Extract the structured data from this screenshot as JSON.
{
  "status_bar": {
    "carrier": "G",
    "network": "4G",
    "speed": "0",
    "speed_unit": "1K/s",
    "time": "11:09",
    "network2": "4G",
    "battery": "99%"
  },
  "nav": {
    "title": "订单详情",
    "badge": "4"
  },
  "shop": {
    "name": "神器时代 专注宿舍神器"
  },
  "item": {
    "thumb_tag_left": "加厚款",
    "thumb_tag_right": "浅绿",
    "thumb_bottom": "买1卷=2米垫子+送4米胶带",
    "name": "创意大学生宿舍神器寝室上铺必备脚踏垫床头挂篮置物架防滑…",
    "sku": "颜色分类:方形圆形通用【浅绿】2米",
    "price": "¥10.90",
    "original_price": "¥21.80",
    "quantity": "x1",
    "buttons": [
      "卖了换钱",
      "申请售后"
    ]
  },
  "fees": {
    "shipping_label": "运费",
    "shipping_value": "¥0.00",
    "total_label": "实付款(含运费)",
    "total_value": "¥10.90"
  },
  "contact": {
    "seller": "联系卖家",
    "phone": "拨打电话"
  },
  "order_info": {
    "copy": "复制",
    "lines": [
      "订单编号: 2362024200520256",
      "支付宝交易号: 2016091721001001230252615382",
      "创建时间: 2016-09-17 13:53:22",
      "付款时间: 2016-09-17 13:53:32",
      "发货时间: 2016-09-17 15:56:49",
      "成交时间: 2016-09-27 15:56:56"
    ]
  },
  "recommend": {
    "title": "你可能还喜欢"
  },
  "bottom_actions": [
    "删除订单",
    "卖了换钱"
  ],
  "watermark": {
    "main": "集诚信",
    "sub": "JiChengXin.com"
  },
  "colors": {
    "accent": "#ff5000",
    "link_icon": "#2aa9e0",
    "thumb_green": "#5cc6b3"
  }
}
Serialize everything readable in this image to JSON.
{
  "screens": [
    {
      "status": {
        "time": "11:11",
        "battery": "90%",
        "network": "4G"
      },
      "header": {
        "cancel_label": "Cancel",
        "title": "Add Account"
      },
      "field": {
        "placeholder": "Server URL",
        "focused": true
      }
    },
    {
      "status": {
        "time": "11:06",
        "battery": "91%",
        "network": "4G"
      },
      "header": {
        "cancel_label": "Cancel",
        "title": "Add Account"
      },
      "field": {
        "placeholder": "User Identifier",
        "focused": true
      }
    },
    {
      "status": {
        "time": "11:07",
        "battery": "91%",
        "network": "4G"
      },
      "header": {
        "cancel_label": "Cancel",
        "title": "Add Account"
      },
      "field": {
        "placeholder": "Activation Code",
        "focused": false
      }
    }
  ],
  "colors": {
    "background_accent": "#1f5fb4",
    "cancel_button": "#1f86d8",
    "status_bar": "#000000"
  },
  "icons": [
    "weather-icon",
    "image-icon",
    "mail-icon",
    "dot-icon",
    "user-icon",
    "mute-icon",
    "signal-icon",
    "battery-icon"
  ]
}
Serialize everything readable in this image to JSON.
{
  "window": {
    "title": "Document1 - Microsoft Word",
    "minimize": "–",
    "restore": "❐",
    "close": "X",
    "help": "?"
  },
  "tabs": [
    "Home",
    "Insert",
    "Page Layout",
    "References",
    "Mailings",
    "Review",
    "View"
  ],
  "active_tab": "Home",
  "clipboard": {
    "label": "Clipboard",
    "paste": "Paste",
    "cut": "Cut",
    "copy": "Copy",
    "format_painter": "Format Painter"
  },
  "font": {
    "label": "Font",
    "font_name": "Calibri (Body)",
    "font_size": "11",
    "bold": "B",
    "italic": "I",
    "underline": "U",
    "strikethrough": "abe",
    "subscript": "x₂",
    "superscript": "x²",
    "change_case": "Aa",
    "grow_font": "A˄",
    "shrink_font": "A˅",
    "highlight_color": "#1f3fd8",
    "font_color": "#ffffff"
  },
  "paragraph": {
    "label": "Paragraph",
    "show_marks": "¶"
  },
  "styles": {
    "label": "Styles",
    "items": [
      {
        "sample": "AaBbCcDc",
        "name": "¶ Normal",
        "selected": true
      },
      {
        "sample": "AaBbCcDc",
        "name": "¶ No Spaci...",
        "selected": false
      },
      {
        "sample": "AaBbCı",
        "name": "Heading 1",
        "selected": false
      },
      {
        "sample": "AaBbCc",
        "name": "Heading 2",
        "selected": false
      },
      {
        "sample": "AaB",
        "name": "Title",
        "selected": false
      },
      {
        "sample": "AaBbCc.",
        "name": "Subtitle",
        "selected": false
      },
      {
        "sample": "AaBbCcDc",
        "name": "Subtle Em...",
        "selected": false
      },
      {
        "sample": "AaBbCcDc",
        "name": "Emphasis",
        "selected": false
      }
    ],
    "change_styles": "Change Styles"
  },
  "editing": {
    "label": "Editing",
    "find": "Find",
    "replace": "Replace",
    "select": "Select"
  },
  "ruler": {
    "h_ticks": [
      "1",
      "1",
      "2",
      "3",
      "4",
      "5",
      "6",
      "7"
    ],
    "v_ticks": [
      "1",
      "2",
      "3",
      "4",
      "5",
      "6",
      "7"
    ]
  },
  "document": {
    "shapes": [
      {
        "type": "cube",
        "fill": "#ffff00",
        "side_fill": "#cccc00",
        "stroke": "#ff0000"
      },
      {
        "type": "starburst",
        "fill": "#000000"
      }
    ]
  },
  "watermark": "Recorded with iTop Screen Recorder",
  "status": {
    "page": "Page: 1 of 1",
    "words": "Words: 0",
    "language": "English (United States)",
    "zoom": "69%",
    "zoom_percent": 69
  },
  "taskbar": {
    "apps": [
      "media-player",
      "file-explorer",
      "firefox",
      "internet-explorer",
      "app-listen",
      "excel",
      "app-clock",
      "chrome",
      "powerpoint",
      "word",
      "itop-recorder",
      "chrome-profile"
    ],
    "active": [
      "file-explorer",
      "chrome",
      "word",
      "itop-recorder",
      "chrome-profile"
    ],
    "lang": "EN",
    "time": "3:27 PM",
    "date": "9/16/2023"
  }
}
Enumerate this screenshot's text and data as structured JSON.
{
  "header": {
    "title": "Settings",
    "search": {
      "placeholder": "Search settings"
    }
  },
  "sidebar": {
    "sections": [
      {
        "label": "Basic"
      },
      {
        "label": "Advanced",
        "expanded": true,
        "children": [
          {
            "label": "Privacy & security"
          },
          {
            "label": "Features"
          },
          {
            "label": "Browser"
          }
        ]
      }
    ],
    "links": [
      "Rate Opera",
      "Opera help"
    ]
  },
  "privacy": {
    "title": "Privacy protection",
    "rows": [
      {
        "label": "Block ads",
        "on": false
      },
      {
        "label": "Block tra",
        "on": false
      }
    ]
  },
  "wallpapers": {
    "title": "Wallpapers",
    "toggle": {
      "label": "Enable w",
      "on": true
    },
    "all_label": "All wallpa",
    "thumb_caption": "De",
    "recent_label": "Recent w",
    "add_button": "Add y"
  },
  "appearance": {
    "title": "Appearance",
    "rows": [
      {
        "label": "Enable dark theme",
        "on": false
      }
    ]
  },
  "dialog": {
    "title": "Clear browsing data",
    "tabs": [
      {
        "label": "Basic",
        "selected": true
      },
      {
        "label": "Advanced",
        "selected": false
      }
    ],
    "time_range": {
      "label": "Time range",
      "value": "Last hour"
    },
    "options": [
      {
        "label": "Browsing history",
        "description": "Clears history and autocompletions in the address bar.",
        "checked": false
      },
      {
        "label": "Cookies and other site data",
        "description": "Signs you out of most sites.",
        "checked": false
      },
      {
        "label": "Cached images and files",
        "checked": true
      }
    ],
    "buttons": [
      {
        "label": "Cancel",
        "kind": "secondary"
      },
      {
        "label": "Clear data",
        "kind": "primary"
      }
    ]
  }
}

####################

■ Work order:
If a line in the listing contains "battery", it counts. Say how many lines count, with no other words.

■ Exercise answer:
5